■ PROBLEM DESCRIPTION: A faithful repeat of all the records, with no image kept, is the required answer.

START LISTED RECORDS

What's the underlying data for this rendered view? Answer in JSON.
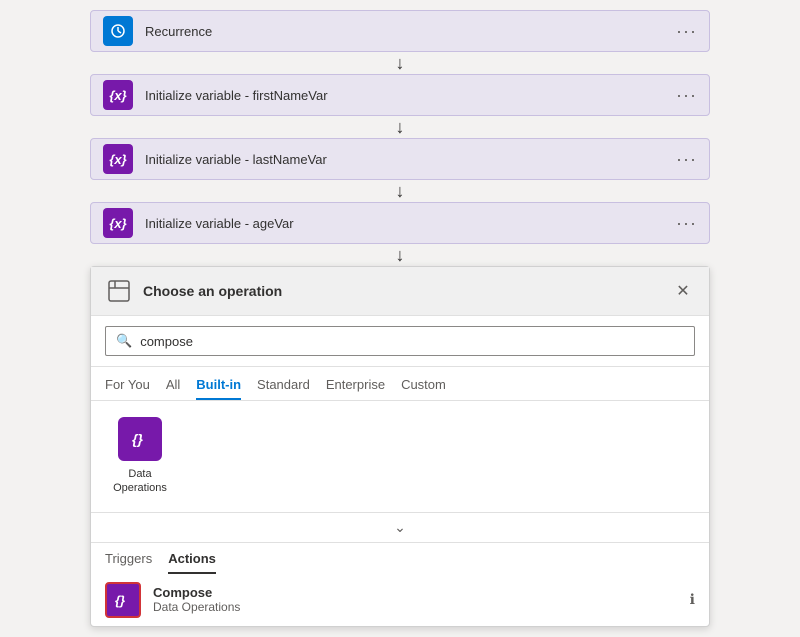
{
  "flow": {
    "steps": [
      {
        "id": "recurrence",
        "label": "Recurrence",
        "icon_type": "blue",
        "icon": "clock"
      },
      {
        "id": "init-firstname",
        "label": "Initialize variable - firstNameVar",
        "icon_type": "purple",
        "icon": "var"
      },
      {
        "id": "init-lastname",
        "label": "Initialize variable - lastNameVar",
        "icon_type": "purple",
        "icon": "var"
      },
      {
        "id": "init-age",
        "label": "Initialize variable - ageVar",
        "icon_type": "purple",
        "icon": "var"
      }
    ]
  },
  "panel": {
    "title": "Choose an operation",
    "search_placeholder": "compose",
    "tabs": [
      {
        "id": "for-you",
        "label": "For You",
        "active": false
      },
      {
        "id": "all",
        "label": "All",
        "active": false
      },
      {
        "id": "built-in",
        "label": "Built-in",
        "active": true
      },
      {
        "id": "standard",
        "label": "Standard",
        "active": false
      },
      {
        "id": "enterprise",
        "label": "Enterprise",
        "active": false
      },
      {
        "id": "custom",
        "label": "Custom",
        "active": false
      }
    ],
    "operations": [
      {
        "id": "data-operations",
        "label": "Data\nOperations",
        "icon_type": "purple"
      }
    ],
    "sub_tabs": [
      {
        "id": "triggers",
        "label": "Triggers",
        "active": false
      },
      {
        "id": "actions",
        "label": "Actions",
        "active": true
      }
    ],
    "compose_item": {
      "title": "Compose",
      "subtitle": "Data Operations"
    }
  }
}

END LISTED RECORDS

■ RESULT:
What's the underlying data for this rendered view? Answer in JSON.
{
  "flow": {
    "steps": [
      {
        "id": "recurrence",
        "label": "Recurrence",
        "icon_type": "blue",
        "icon": "clock"
      },
      {
        "id": "init-firstname",
        "label": "Initialize variable - firstNameVar",
        "icon_type": "purple",
        "icon": "var"
      },
      {
        "id": "init-lastname",
        "label": "Initialize variable - lastNameVar",
        "icon_type": "purple",
        "icon": "var"
      },
      {
        "id": "init-age",
        "label": "Initialize variable - ageVar",
        "icon_type": "purple",
        "icon": "var"
      }
    ]
  },
  "panel": {
    "title": "Choose an operation",
    "search_placeholder": "compose",
    "tabs": [
      {
        "id": "for-you",
        "label": "For You",
        "active": false
      },
      {
        "id": "all",
        "label": "All",
        "active": false
      },
      {
        "id": "built-in",
        "label": "Built-in",
        "active": true
      },
      {
        "id": "standard",
        "label": "Standard",
        "active": false
      },
      {
        "id": "enterprise",
        "label": "Enterprise",
        "active": false
      },
      {
        "id": "custom",
        "label": "Custom",
        "active": false
      }
    ],
    "operations": [
      {
        "id": "data-operations",
        "label": "Data\nOperations",
        "icon_type": "purple"
      }
    ],
    "sub_tabs": [
      {
        "id": "triggers",
        "label": "Triggers",
        "active": false
      },
      {
        "id": "actions",
        "label": "Actions",
        "active": true
      }
    ],
    "compose_item": {
      "title": "Compose",
      "subtitle": "Data Operations"
    }
  }
}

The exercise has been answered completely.